### YOUR OBJECTIVE
The entries that follow need to be reproduced exactly, minus any images.

### Component data from apps and pages
BEGIN

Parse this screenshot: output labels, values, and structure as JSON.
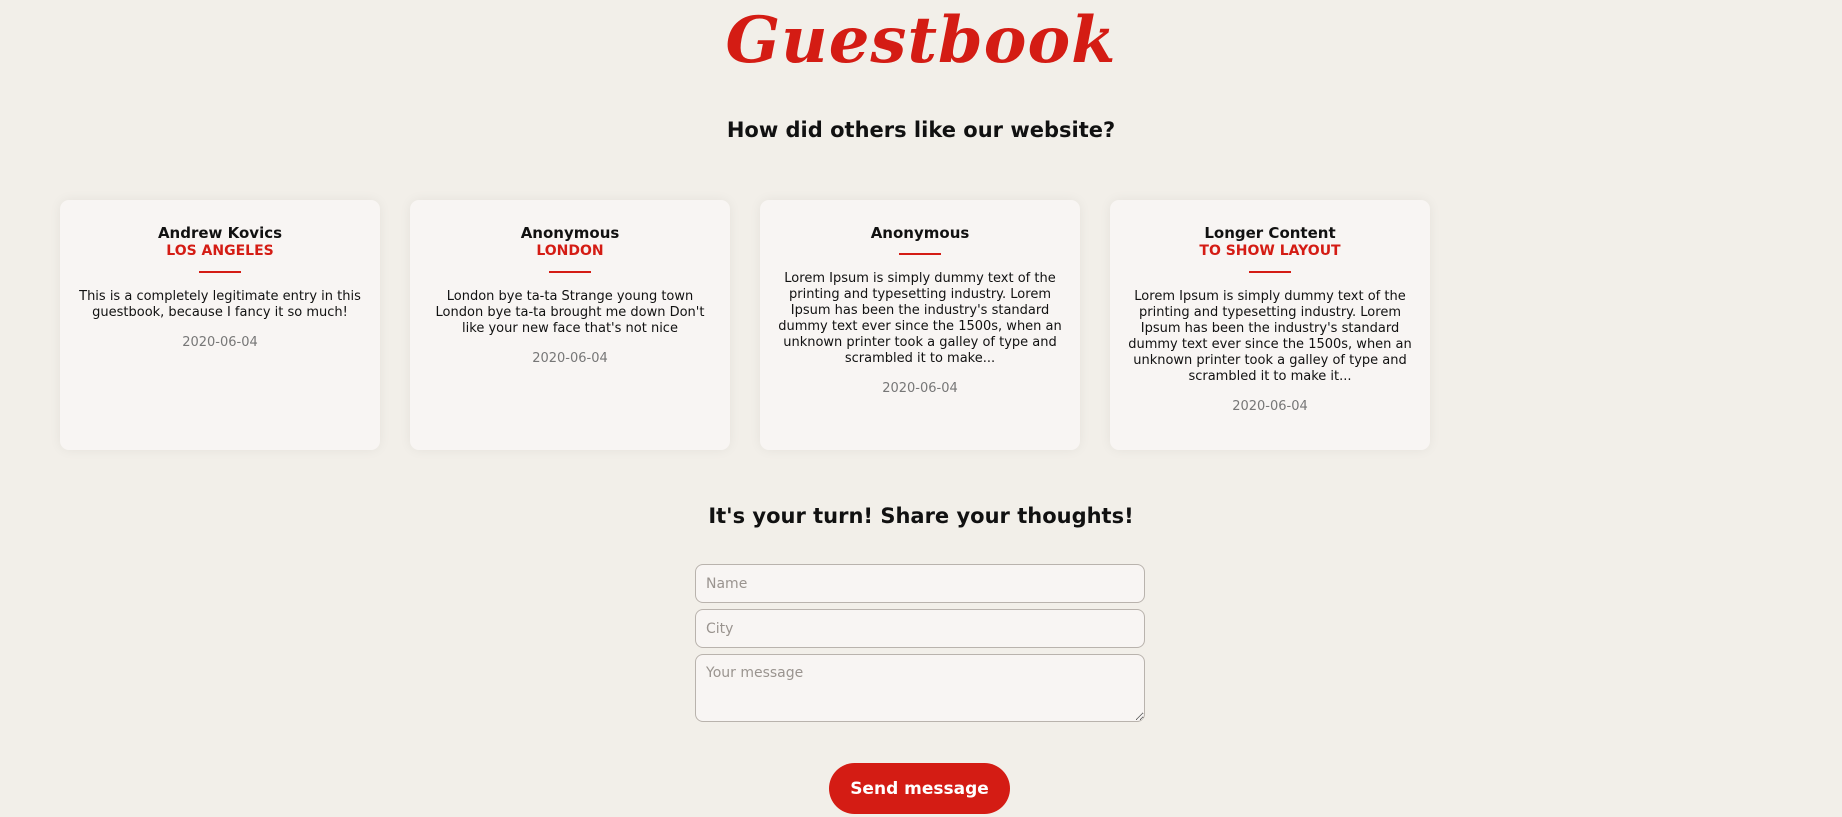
{
  "site": {
    "title": "Guestbook"
  },
  "reviews": {
    "heading": "How did others like our website?",
    "entries": [
      {
        "name": "Andrew Kovics",
        "city": "LOS ANGELES",
        "message": "This is a completely legitimate entry in this guestbook, because I fancy it so much!",
        "date": "2020-06-04"
      },
      {
        "name": "Anonymous",
        "city": "LONDON",
        "message": "London bye ta-ta Strange young town London bye ta-ta brought me down Don't like your new face that's not nice",
        "date": "2020-06-04"
      },
      {
        "name": "Anonymous",
        "city": "",
        "message": "Lorem Ipsum is simply dummy text of the printing and typesetting industry. Lorem Ipsum has been the industry's standard dummy text ever since the 1500s, when an unknown printer took a galley of type and scrambled it to make...",
        "date": "2020-06-04"
      },
      {
        "name": "Longer Content",
        "city": "TO SHOW LAYOUT",
        "message": "Lorem Ipsum is simply dummy text of the printing and typesetting industry. Lorem Ipsum has been the industry's standard dummy text ever since the 1500s, when an unknown printer took a galley of type and scrambled it to make it...",
        "date": "2020-06-04"
      }
    ]
  },
  "form": {
    "heading": "It's your turn! Share your thoughts!",
    "name_placeholder": "Name",
    "name_value": "",
    "city_placeholder": "City",
    "city_value": "",
    "message_placeholder": "Your message",
    "message_value": "",
    "submit_label": "Send message"
  },
  "colors": {
    "background": "#f2efe9",
    "accent": "#d41c14",
    "card_background": "#f8f5f3",
    "date_text": "#777777"
  }
}
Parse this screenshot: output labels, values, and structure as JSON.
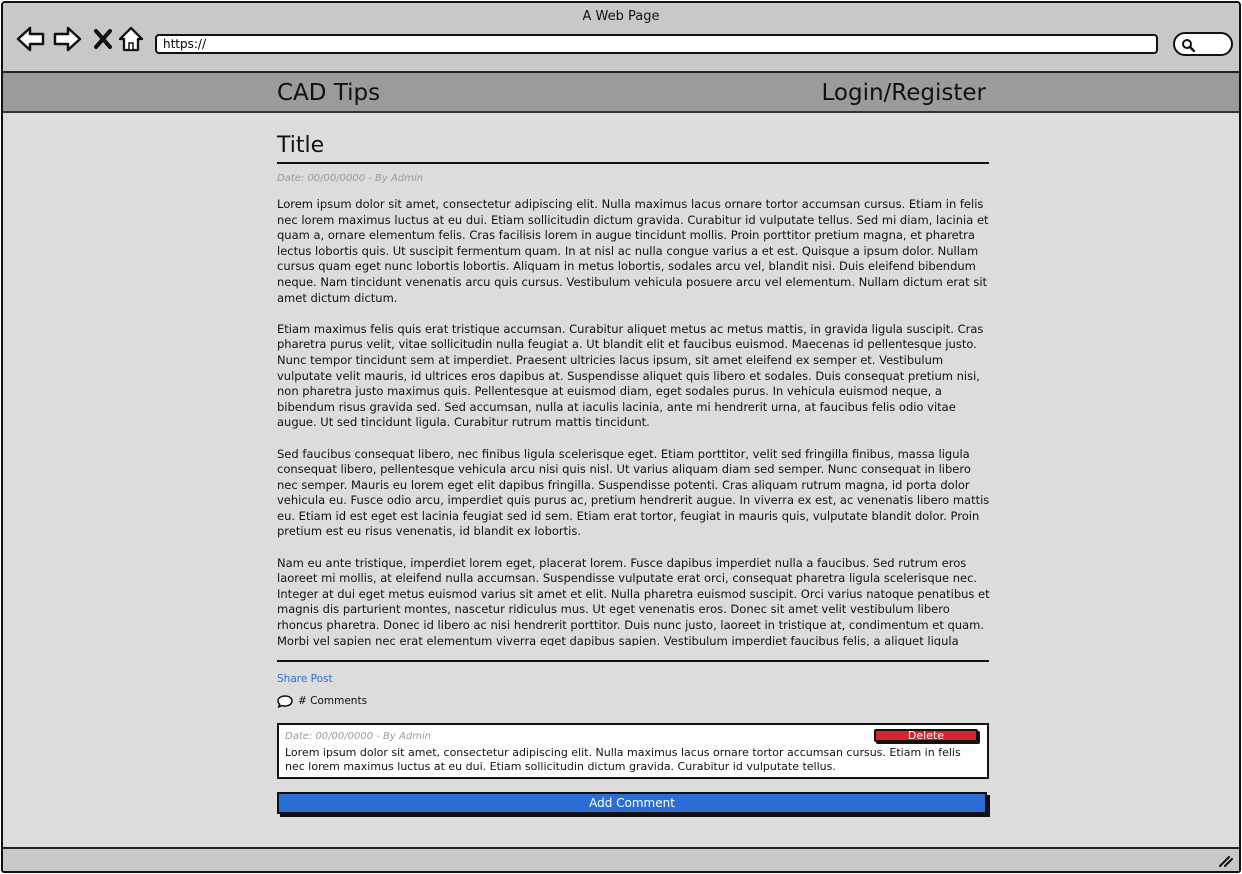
{
  "window": {
    "title": "A Web Page"
  },
  "browser": {
    "url": "https://",
    "icons": [
      "back-arrow-icon",
      "forward-arrow-icon",
      "close-x-icon",
      "home-icon",
      "search-icon"
    ]
  },
  "header": {
    "site_title": "CAD Tips",
    "login_label": "Login/Register"
  },
  "post": {
    "title": "Title",
    "meta": "Date: 00/00/0000 - By Admin",
    "paragraphs": [
      "Lorem ipsum dolor sit amet, consectetur adipiscing elit. Nulla maximus lacus ornare tortor accumsan cursus. Etiam in felis nec lorem maximus luctus at eu dui. Etiam sollicitudin dictum gravida. Curabitur id vulputate tellus. Sed mi diam, lacinia et quam a, ornare elementum felis. Cras facilisis lorem in augue tincidunt mollis. Proin porttitor pretium magna, et pharetra lectus lobortis quis. Ut suscipit fermentum quam. In at nisl ac nulla congue varius a et est. Quisque a ipsum dolor. Nullam cursus quam eget nunc lobortis lobortis. Aliquam in metus lobortis, sodales arcu vel, blandit nisi. Duis eleifend bibendum neque. Nam tincidunt venenatis arcu quis cursus. Vestibulum vehicula posuere arcu vel elementum. Nullam dictum erat sit amet dictum dictum.",
      "Etiam maximus felis quis erat tristique accumsan. Curabitur aliquet metus ac metus mattis, in gravida ligula suscipit. Cras pharetra purus velit, vitae sollicitudin nulla feugiat a. Ut blandit elit et faucibus euismod. Maecenas id pellentesque justo. Nunc tempor tincidunt sem at imperdiet. Praesent ultricies lacus ipsum, sit amet eleifend ex semper et. Vestibulum vulputate velit mauris, id ultrices eros dapibus at. Suspendisse aliquet quis libero et sodales. Duis consequat pretium nisi, non pharetra justo maximus quis. Pellentesque at euismod diam, eget sodales purus. In vehicula euismod neque, a bibendum risus gravida sed. Sed accumsan, nulla at iaculis lacinia, ante mi hendrerit urna, at faucibus felis odio vitae augue. Ut sed tincidunt ligula. Curabitur rutrum mattis tincidunt.",
      "Sed faucibus consequat libero, nec finibus ligula scelerisque eget. Etiam porttitor, velit sed fringilla finibus, massa ligula consequat libero, pellentesque vehicula arcu nisi quis nisl. Ut varius aliquam diam sed semper. Nunc consequat in libero nec semper. Mauris eu lorem eget elit dapibus fringilla. Suspendisse potenti. Cras aliquam rutrum magna, id porta dolor vehicula eu. Fusce odio arcu, imperdiet quis purus ac, pretium hendrerit augue. In viverra ex est, ac venenatis libero mattis eu. Etiam id est eget est lacinia feugiat sed id sem. Etiam erat tortor, feugiat in mauris quis, vulputate blandit dolor. Proin pretium est eu risus venenatis, id blandit ex lobortis.",
      "Nam eu ante tristique, imperdiet lorem eget, placerat lorem. Fusce dapibus imperdiet nulla a faucibus. Sed rutrum eros laoreet mi mollis, at eleifend nulla accumsan. Suspendisse vulputate erat orci, consequat pharetra ligula scelerisque nec. Integer at dui eget metus euismod varius sit amet et elit. Nulla pharetra euismod suscipit. Orci varius natoque penatibus et magnis dis parturient montes, nascetur ridiculus mus. Ut eget venenatis eros. Donec sit amet velit vestibulum libero rhoncus pharetra. Donec id libero ac nisi hendrerit porttitor. Duis nunc justo, laoreet in tristique at, condimentum et quam. Morbi vel sapien nec erat elementum viverra eget dapibus sapien. Vestibulum imperdiet faucibus felis, a aliquet ligula"
    ],
    "share_label": "Share Post",
    "comments_label": "# Comments"
  },
  "comment": {
    "meta": "Date: 00/00/0000 - By Admin",
    "text": "Lorem ipsum dolor sit amet, consectetur adipiscing elit. Nulla maximus lacus ornare tortor accumsan cursus. Etiam in felis nec lorem maximus luctus at eu dui. Etiam sollicitudin dictum gravida. Curabitur id vulputate tellus.",
    "delete_label": "Delete"
  },
  "actions": {
    "add_comment_label": "Add Comment"
  },
  "colors": {
    "accent_blue": "#2b6ed8",
    "delete_red": "#d8232a",
    "page_background": "#dcdcdc",
    "header_gray": "#9b9b9b"
  }
}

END

### ANSWER
Parse this screenshot: output labels, values, and structure as JSON.
{
  "site": {
    "title": "Guestbook"
  },
  "reviews": {
    "heading": "How did others like our website?",
    "entries": [
      {
        "name": "Andrew Kovics",
        "city": "LOS ANGELES",
        "message": "This is a completely legitimate entry in this guestbook, because I fancy it so much!",
        "date": "2020-06-04"
      },
      {
        "name": "Anonymous",
        "city": "LONDON",
        "message": "London bye ta-ta Strange young town London bye ta-ta brought me down Don't like your new face that's not nice",
        "date": "2020-06-04"
      },
      {
        "name": "Anonymous",
        "city": "",
        "message": "Lorem Ipsum is simply dummy text of the printing and typesetting industry. Lorem Ipsum has been the industry's standard dummy text ever since the 1500s, when an unknown printer took a galley of type and scrambled it to make...",
        "date": "2020-06-04"
      },
      {
        "name": "Longer Content",
        "city": "TO SHOW LAYOUT",
        "message": "Lorem Ipsum is simply dummy text of the printing and typesetting industry. Lorem Ipsum has been the industry's standard dummy text ever since the 1500s, when an unknown printer took a galley of type and scrambled it to make it...",
        "date": "2020-06-04"
      }
    ]
  },
  "form": {
    "heading": "It's your turn! Share your thoughts!",
    "name_placeholder": "Name",
    "name_value": "",
    "city_placeholder": "City",
    "city_value": "",
    "message_placeholder": "Your message",
    "message_value": "",
    "submit_label": "Send message"
  },
  "colors": {
    "background": "#f2efe9",
    "accent": "#d41c14",
    "card_background": "#f8f5f3",
    "date_text": "#777777"
  }
}
Parse this screenshot: output labels, values, and structure as JSON.
{
  "window": {
    "title": "A Web Page"
  },
  "browser": {
    "url": "https://",
    "icons": [
      "back-arrow-icon",
      "forward-arrow-icon",
      "close-x-icon",
      "home-icon",
      "search-icon"
    ]
  },
  "header": {
    "site_title": "CAD Tips",
    "login_label": "Login/Register"
  },
  "post": {
    "title": "Title",
    "meta": "Date: 00/00/0000 - By Admin",
    "paragraphs": [
      "Lorem ipsum dolor sit amet, consectetur adipiscing elit. Nulla maximus lacus ornare tortor accumsan cursus. Etiam in felis nec lorem maximus luctus at eu dui. Etiam sollicitudin dictum gravida. Curabitur id vulputate tellus. Sed mi diam, lacinia et quam a, ornare elementum felis. Cras facilisis lorem in augue tincidunt mollis. Proin porttitor pretium magna, et pharetra lectus lobortis quis. Ut suscipit fermentum quam. In at nisl ac nulla congue varius a et est. Quisque a ipsum dolor. Nullam cursus quam eget nunc lobortis lobortis. Aliquam in metus lobortis, sodales arcu vel, blandit nisi. Duis eleifend bibendum neque. Nam tincidunt venenatis arcu quis cursus. Vestibulum vehicula posuere arcu vel elementum. Nullam dictum erat sit amet dictum dictum.",
      "Etiam maximus felis quis erat tristique accumsan. Curabitur aliquet metus ac metus mattis, in gravida ligula suscipit. Cras pharetra purus velit, vitae sollicitudin nulla feugiat a. Ut blandit elit et faucibus euismod. Maecenas id pellentesque justo. Nunc tempor tincidunt sem at imperdiet. Praesent ultricies lacus ipsum, sit amet eleifend ex semper et. Vestibulum vulputate velit mauris, id ultrices eros dapibus at. Suspendisse aliquet quis libero et sodales. Duis consequat pretium nisi, non pharetra justo maximus quis. Pellentesque at euismod diam, eget sodales purus. In vehicula euismod neque, a bibendum risus gravida sed. Sed accumsan, nulla at iaculis lacinia, ante mi hendrerit urna, at faucibus felis odio vitae augue. Ut sed tincidunt ligula. Curabitur rutrum mattis tincidunt.",
      "Sed faucibus consequat libero, nec finibus ligula scelerisque eget. Etiam porttitor, velit sed fringilla finibus, massa ligula consequat libero, pellentesque vehicula arcu nisi quis nisl. Ut varius aliquam diam sed semper. Nunc consequat in libero nec semper. Mauris eu lorem eget elit dapibus fringilla. Suspendisse potenti. Cras aliquam rutrum magna, id porta dolor vehicula eu. Fusce odio arcu, imperdiet quis purus ac, pretium hendrerit augue. In viverra ex est, ac venenatis libero mattis eu. Etiam id est eget est lacinia feugiat sed id sem. Etiam erat tortor, feugiat in mauris quis, vulputate blandit dolor. Proin pretium est eu risus venenatis, id blandit ex lobortis.",
      "Nam eu ante tristique, imperdiet lorem eget, placerat lorem. Fusce dapibus imperdiet nulla a faucibus. Sed rutrum eros laoreet mi mollis, at eleifend nulla accumsan. Suspendisse vulputate erat orci, consequat pharetra ligula scelerisque nec. Integer at dui eget metus euismod varius sit amet et elit. Nulla pharetra euismod suscipit. Orci varius natoque penatibus et magnis dis parturient montes, nascetur ridiculus mus. Ut eget venenatis eros. Donec sit amet velit vestibulum libero rhoncus pharetra. Donec id libero ac nisi hendrerit porttitor. Duis nunc justo, laoreet in tristique at, condimentum et quam. Morbi vel sapien nec erat elementum viverra eget dapibus sapien. Vestibulum imperdiet faucibus felis, a aliquet ligula"
    ],
    "share_label": "Share Post",
    "comments_label": "# Comments"
  },
  "comment": {
    "meta": "Date: 00/00/0000 - By Admin",
    "text": "Lorem ipsum dolor sit amet, consectetur adipiscing elit. Nulla maximus lacus ornare tortor accumsan cursus. Etiam in felis nec lorem maximus luctus at eu dui. Etiam sollicitudin dictum gravida. Curabitur id vulputate tellus.",
    "delete_label": "Delete"
  },
  "actions": {
    "add_comment_label": "Add Comment"
  },
  "colors": {
    "accent_blue": "#2b6ed8",
    "delete_red": "#d8232a",
    "page_background": "#dcdcdc",
    "header_gray": "#9b9b9b"
  }
}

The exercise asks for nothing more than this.